_Try it_: Count up the lines below containing the word "JSON", and give the result with no other words.

Data for the task Start Marker

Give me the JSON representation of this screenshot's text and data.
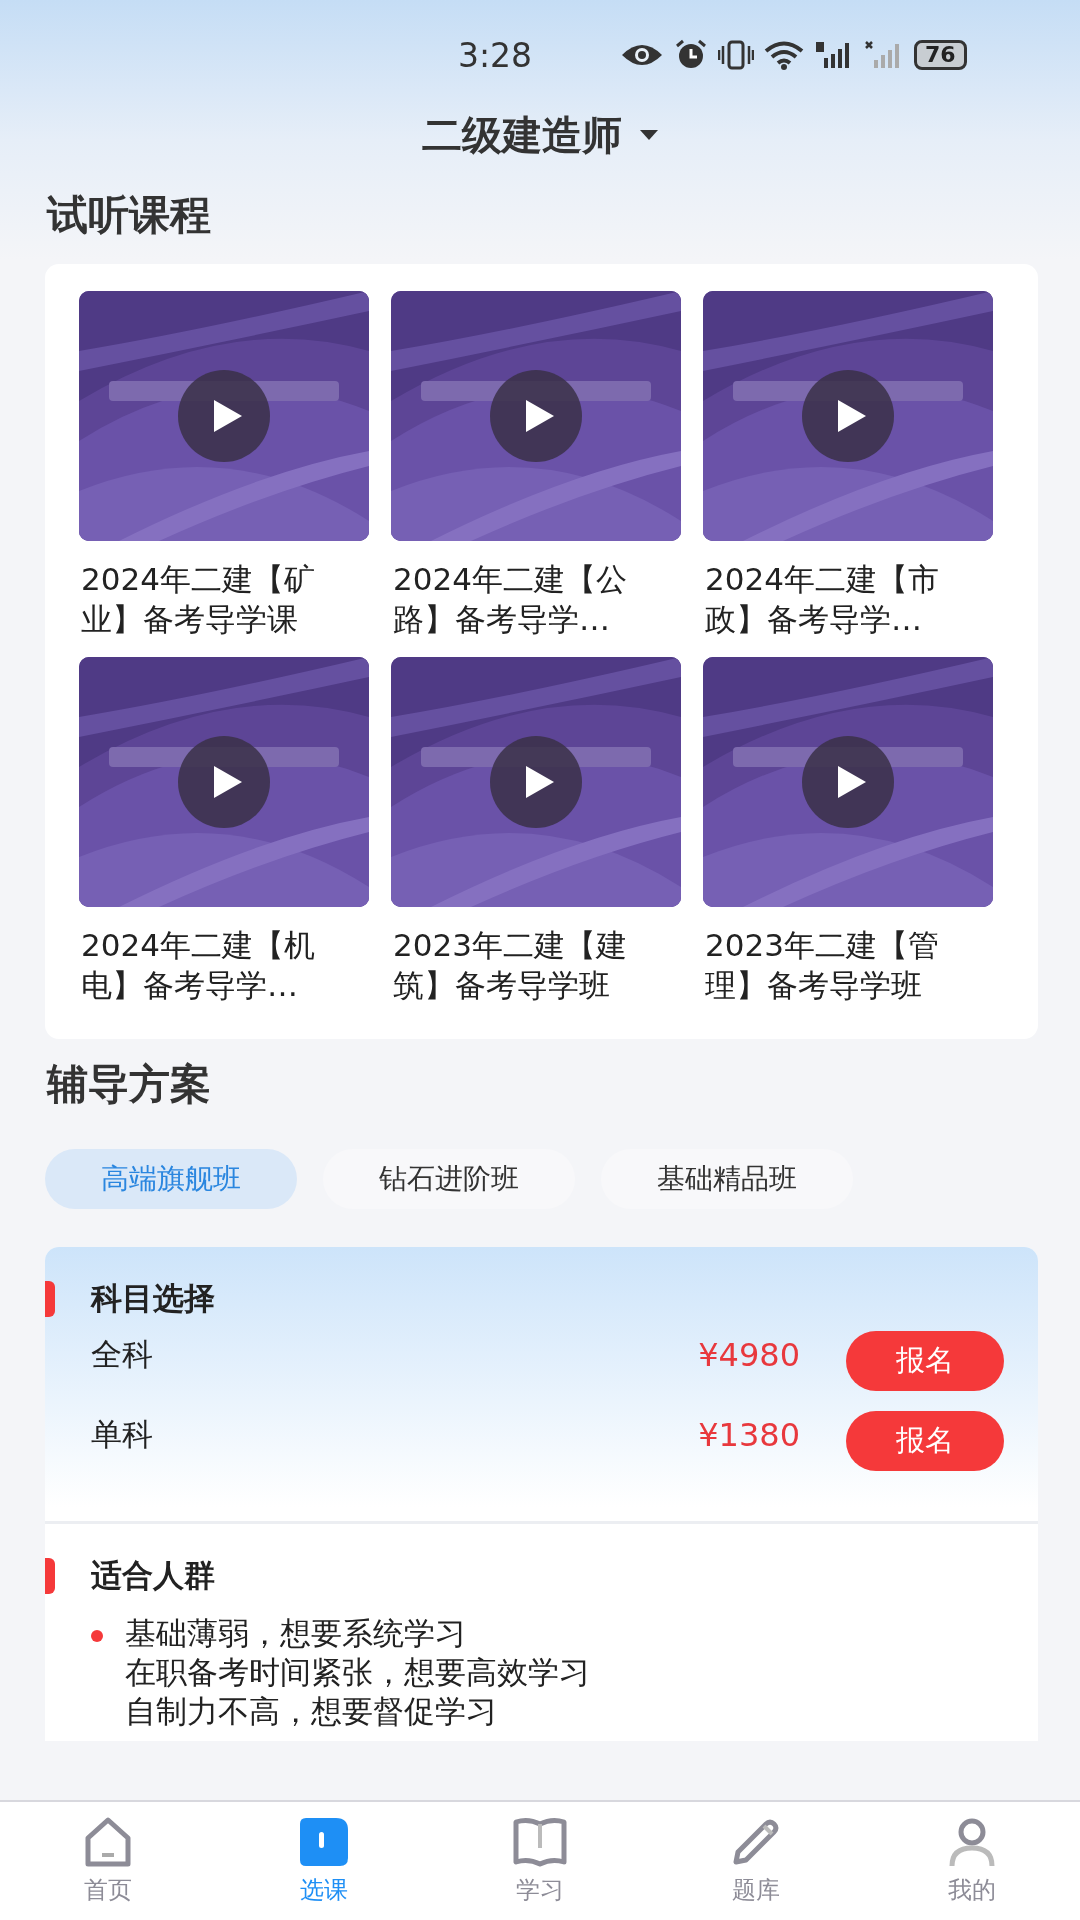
{
  "status_bar": {
    "time": "3:28",
    "battery": "76"
  },
  "header": {
    "title": "二级建造师"
  },
  "trial_section": {
    "title": "试听课程",
    "courses": [
      {
        "title": "2024年二建【矿业】备考导学课"
      },
      {
        "title": "2024年二建【公路】备考导学…"
      },
      {
        "title": "2024年二建【市政】备考导学…"
      },
      {
        "title": "2024年二建【机电】备考导学…"
      },
      {
        "title": "2023年二建【建筑】备考导学班"
      },
      {
        "title": "2023年二建【管理】备考导学班"
      }
    ]
  },
  "plan_section": {
    "title": "辅导方案",
    "tabs": [
      {
        "label": "高端旗舰班",
        "selected": true
      },
      {
        "label": "钻石进阶班",
        "selected": false
      },
      {
        "label": "基础精品班",
        "selected": false
      }
    ],
    "subject_title": "科目选择",
    "options": [
      {
        "name": "全科",
        "price": "¥4980",
        "button": "报名"
      },
      {
        "name": "单科",
        "price": "¥1380",
        "button": "报名"
      }
    ],
    "audience_title": "适合人群",
    "audience_lines": [
      "基础薄弱，想要系统学习",
      "在职备考时间紧张，想要高效学习",
      "自制力不高，想要督促学习"
    ]
  },
  "bottom_nav": [
    {
      "label": "首页",
      "kind": "home",
      "selected": false
    },
    {
      "label": "选课",
      "kind": "course",
      "selected": true
    },
    {
      "label": "学习",
      "kind": "book",
      "selected": false
    },
    {
      "label": "题库",
      "kind": "pencil",
      "selected": false
    },
    {
      "label": "我的",
      "kind": "person",
      "selected": false
    }
  ]
}
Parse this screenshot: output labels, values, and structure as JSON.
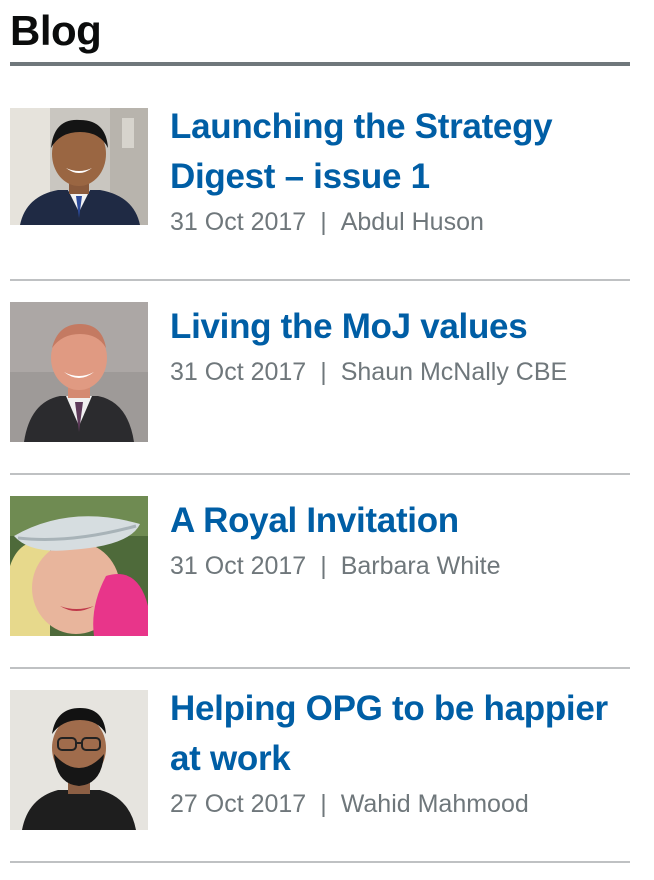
{
  "section": {
    "title": "Blog"
  },
  "posts": [
    {
      "title": "Launching the Strategy Digest – issue 1",
      "date": "31 Oct 2017",
      "separator": "|",
      "author": "Abdul Huson",
      "thumbnail_icon": "author-portrait"
    },
    {
      "title": "Living the MoJ values",
      "date": "31 Oct 2017",
      "separator": "|",
      "author": "Shaun McNally CBE",
      "thumbnail_icon": "author-portrait"
    },
    {
      "title": "A Royal Invitation",
      "date": "31 Oct 2017",
      "separator": "|",
      "author": "Barbara White",
      "thumbnail_icon": "author-portrait"
    },
    {
      "title": "Helping OPG to be happier at work",
      "date": "27 Oct 2017",
      "separator": "|",
      "author": "Wahid Mahmood",
      "thumbnail_icon": "author-portrait"
    }
  ],
  "colors": {
    "link": "#005ea5",
    "meta_text": "#6f777b",
    "heading_rule": "#6f777b",
    "divider": "#bfc1c3"
  }
}
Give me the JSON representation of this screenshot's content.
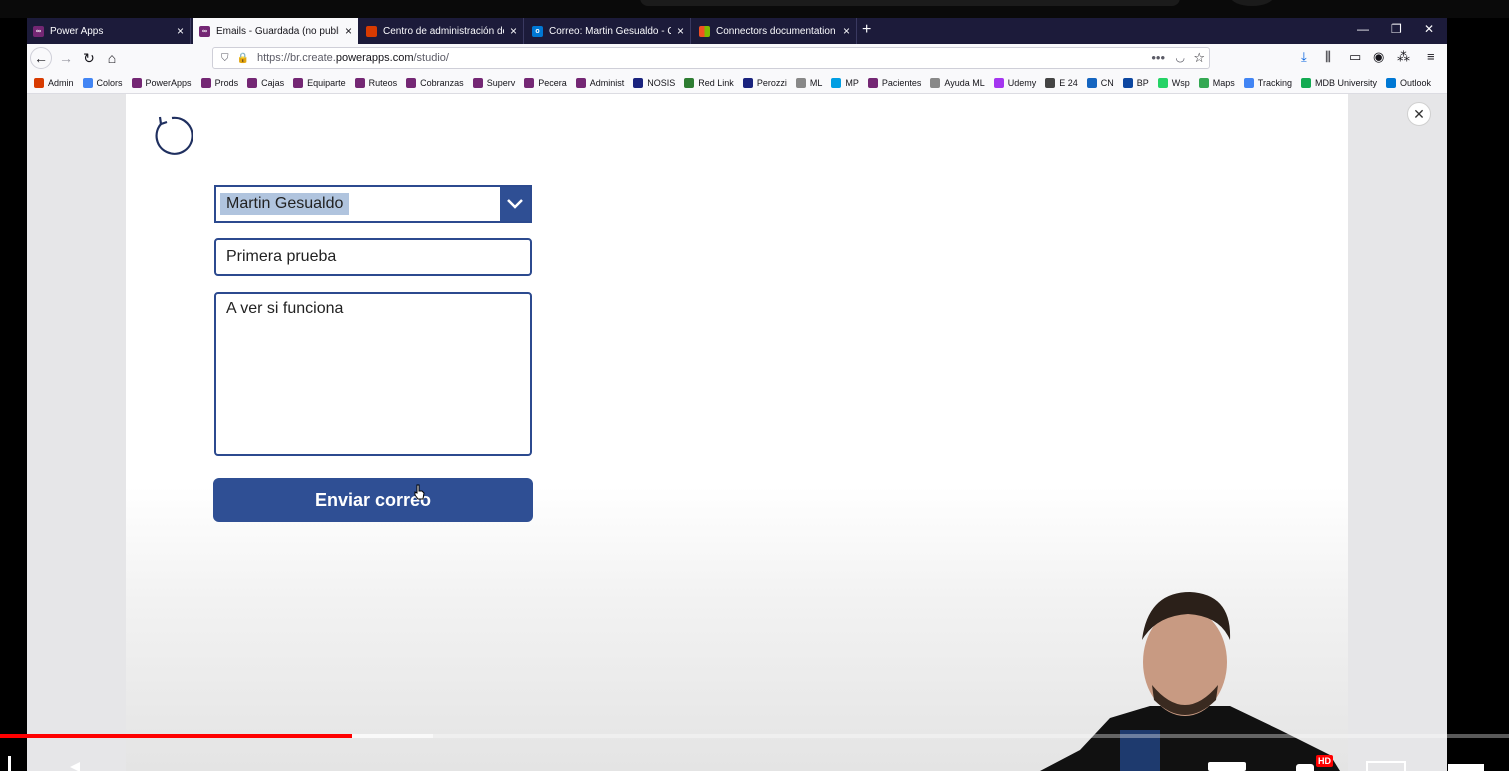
{
  "tabs": [
    {
      "title": "Power Apps",
      "icon": "powerapps-icon",
      "color": "#742774",
      "active": false
    },
    {
      "title": "Emails - Guardada (no publicad",
      "icon": "powerapps-icon",
      "color": "#742774",
      "active": true
    },
    {
      "title": "Centro de administración de M",
      "icon": "office-icon",
      "color": "#d83b01",
      "active": false
    },
    {
      "title": "Correo: Martin Gesualdo - Outl",
      "icon": "outlook-icon",
      "color": "#0078d4",
      "active": false
    },
    {
      "title": "Connectors documentation - C",
      "icon": "microsoft-icon",
      "color": "#f25022",
      "active": false
    }
  ],
  "url": {
    "prefix": "https://br.create.",
    "domain": "powerapps.com",
    "path": "/studio/"
  },
  "bookmarks": [
    {
      "label": "Admin",
      "color": "#d83b01"
    },
    {
      "label": "Colors",
      "color": "#4285f4"
    },
    {
      "label": "PowerApps",
      "color": "#742774"
    },
    {
      "label": "Prods",
      "color": "#742774"
    },
    {
      "label": "Cajas",
      "color": "#742774"
    },
    {
      "label": "Equiparte",
      "color": "#742774"
    },
    {
      "label": "Ruteos",
      "color": "#742774"
    },
    {
      "label": "Cobranzas",
      "color": "#742774"
    },
    {
      "label": "Superv",
      "color": "#742774"
    },
    {
      "label": "Pecera",
      "color": "#742774"
    },
    {
      "label": "Administ",
      "color": "#742774"
    },
    {
      "label": "NOSIS",
      "color": "#1a237e"
    },
    {
      "label": "Red Link",
      "color": "#2e7d32"
    },
    {
      "label": "Perozzi",
      "color": "#1a237e"
    },
    {
      "label": "ML",
      "color": "#888888"
    },
    {
      "label": "MP",
      "color": "#009ee3"
    },
    {
      "label": "Pacientes",
      "color": "#742774"
    },
    {
      "label": "Ayuda ML",
      "color": "#888888"
    },
    {
      "label": "Udemy",
      "color": "#a435f0"
    },
    {
      "label": "E 24",
      "color": "#444444"
    },
    {
      "label": "CN",
      "color": "#1565c0"
    },
    {
      "label": "BP",
      "color": "#0d47a1"
    },
    {
      "label": "Wsp",
      "color": "#25d366"
    },
    {
      "label": "Maps",
      "color": "#34a853"
    },
    {
      "label": "Tracking",
      "color": "#4285f4"
    },
    {
      "label": "MDB University",
      "color": "#13aa52"
    },
    {
      "label": "Outlook",
      "color": "#0078d4"
    }
  ],
  "form": {
    "recipient": "Martin Gesualdo",
    "subject": "Primera prueba",
    "body": "A ver si funciona",
    "send_label": "Enviar correo"
  },
  "player": {
    "progress": 0.233,
    "hd_label": "HD"
  },
  "colors": {
    "accent": "#2f4f94",
    "tabbar": "#1c1b3a",
    "progress": "#ff0000"
  }
}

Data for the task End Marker

_Response_: 3